West Bank Huwara Palestine Israel
The dead bodies of two Palestinians, who the Israeli military said stabbed and wounded an Israeli soldier, after they were shot dead by Israeli forces in the village of Hewara, Nablus December 27, 2015. REUTERS/Zakaria Sedda

Two Palestinians shot dead by the IDF had attacked and wounded soldiers, claimed Israeli authorities. Mohammed Sbaaneh, 17, and relative Nour Eddine Sbaaneh, 23, were killed near Hewara checkpoint near Nablus in the West Bank today (Sunday 27 December).

According to Israel's military, two IDF soldiers were injured in the attack, one of them shot by other Israeli soldiers in a case of "friendly fire" as they attempted to shoot the attackers. Both Israeli soldiers were removed to a field hospital, one with a stab wound to the face, the other with a bullet wound in the leg. Neither are thought to have been seriously wounded.
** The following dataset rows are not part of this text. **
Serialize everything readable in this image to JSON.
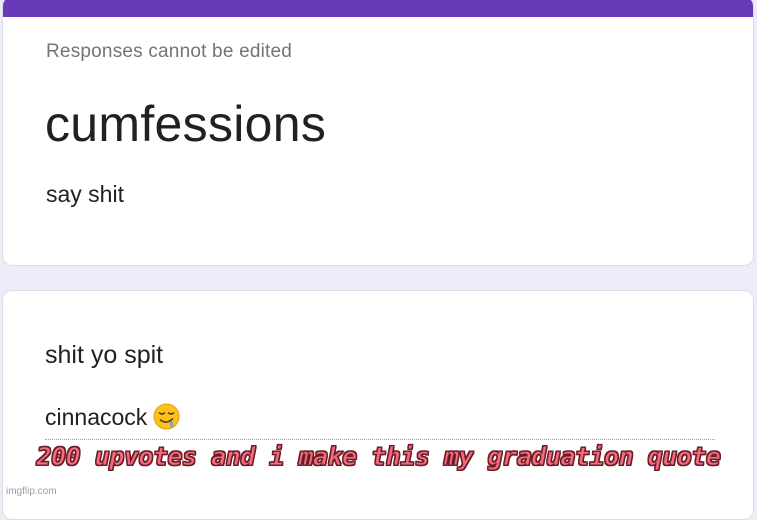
{
  "form": {
    "notice": "Responses cannot be edited",
    "title": "cumfessions",
    "description": "say shit",
    "accent_color": "#673ab7"
  },
  "question": {
    "title": "shit yo spit",
    "answer": "cinnacock",
    "answer_emoji_icon": "drooling-face-emoji"
  },
  "overlay": {
    "caption": "200 upvotes and i make this my graduation quote",
    "caption_color": "#f26d7d"
  },
  "watermark": "imgflip.com"
}
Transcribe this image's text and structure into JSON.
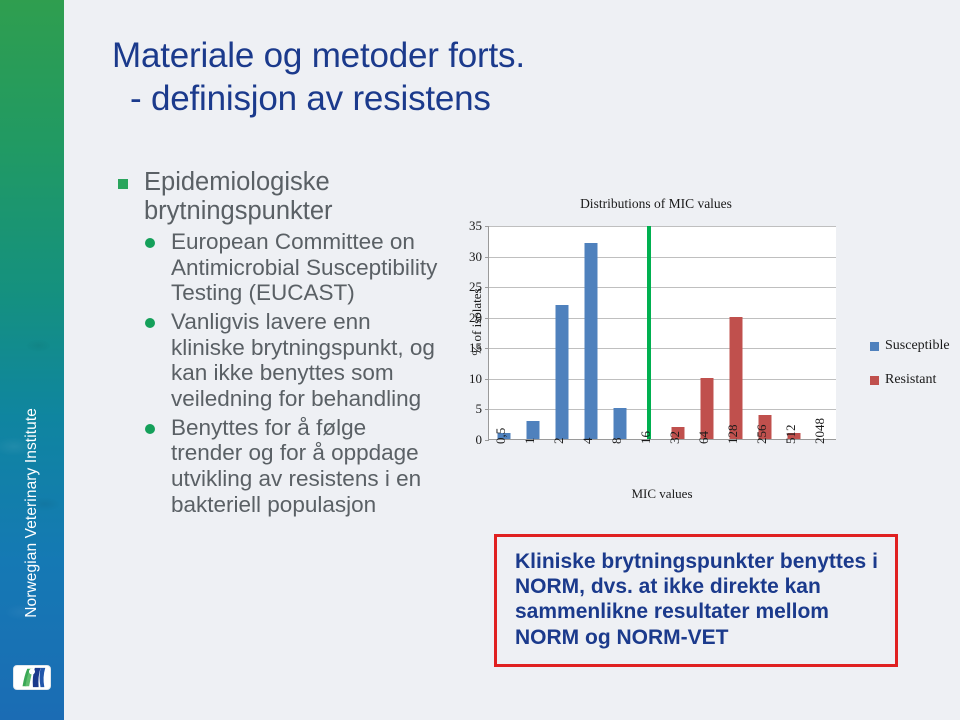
{
  "sidebar": {
    "organization": "Norwegian Veterinary Institute",
    "logo_icon": "veterinary-institute-wave-logo",
    "gradient_top": "#2f9e4f",
    "gradient_bottom": "#1b6cb4"
  },
  "title": {
    "line1": "Materiale og metoder forts.",
    "line2": "- definisjon av resistens",
    "color": "#1b3a8c"
  },
  "bullets": [
    {
      "marker": "green-square-bullet",
      "text": "Epidemiologiske brytningspunkter",
      "children": [
        {
          "marker": "green-dot-bullet",
          "text": "European Committee on Antimicrobial Susceptibility Testing (EUCAST)"
        },
        {
          "marker": "green-dot-bullet",
          "text": "Vanligvis lavere enn kliniske brytningspunkt, og kan ikke benyttes som veiledning for behandling"
        },
        {
          "marker": "green-dot-bullet",
          "text": "Benyttes for å følge trender og for å oppdage utvikling av resistens i en bakteriell populasjon"
        }
      ]
    }
  ],
  "caption": {
    "text": "Kliniske brytningspunkter benyttes i NORM, dvs. at ikke direkte kan sammenlikne resultater mellom NORM og NORM-VET",
    "border_color": "#e02020",
    "text_color": "#1b3a8c"
  },
  "chart_data": {
    "type": "bar",
    "title": "Distributions of MIC values",
    "xlabel": "MIC values",
    "ylabel": "% of isolates",
    "categories": [
      "0,5",
      "1",
      "2",
      "4",
      "8",
      "16",
      "32",
      "64",
      "128",
      "256",
      "512",
      "2048"
    ],
    "series": [
      {
        "name": "Susceptible",
        "color": "#4f81bd",
        "values": [
          1,
          3,
          22,
          32,
          5,
          0,
          0,
          0,
          0,
          0,
          0,
          0
        ]
      },
      {
        "name": "Resistant",
        "color": "#c0504d",
        "values": [
          0,
          0,
          0,
          0,
          0,
          0,
          2,
          10,
          20,
          4,
          1,
          0
        ]
      }
    ],
    "ylim": [
      0,
      35
    ],
    "yticks": [
      0,
      5,
      10,
      15,
      20,
      25,
      30,
      35
    ],
    "grid": true,
    "legend_position": "right",
    "annotations": [
      {
        "name": "breakpoint-line",
        "type": "vline",
        "at_category": "16",
        "color": "#00b050"
      }
    ]
  }
}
In a statement Israel said: "Forces on site responded to the imminent danger and fired towards the attackers, resulting in their death. An initial inquiry suggests an additional soldier was injured as a result of the fire directed towards the attackers."

Since October 2015, an estimated 141 Palestinians have been killed in an upsurge of violence across Israel and the Occupied Territories, along with 20 Israelis and one US citizen. Israel claims the vast majority of Palestinians killed were in the act of carrying out attacks, though many Palestinians dispute this.

Jerusalem bus stop attack
Israeli police stand next to the covered body of a Palestinian attacker, who was shot dead after driving a car into Israelis at a bus stop in Jerusalem Getty

Many of the attacks involve lone Palestinians armed only with knives or using cars as weapons. Also on Sunday, another Palestinian was shot dead after reportedly ramming his car into Israeli forces in the same area. He was identified as 58-year-old Maher al-Jabi. Earlier on Sunday another Palestinian was arrested after stabbing an Israeli soldier near a bus station in Jerusalem.

The level of violence in the region has risen so much in recent months, that there are concerns it may mark the beginning of the "Third Intifada." The latest attempt by the US to broker a peace agreement collapsed in April 2015. Israel's Prime Minister Benjamin Netanyahu blames the Palestinian Authority (PA) for encouraging and inciting the attacks - a claim the PA denies.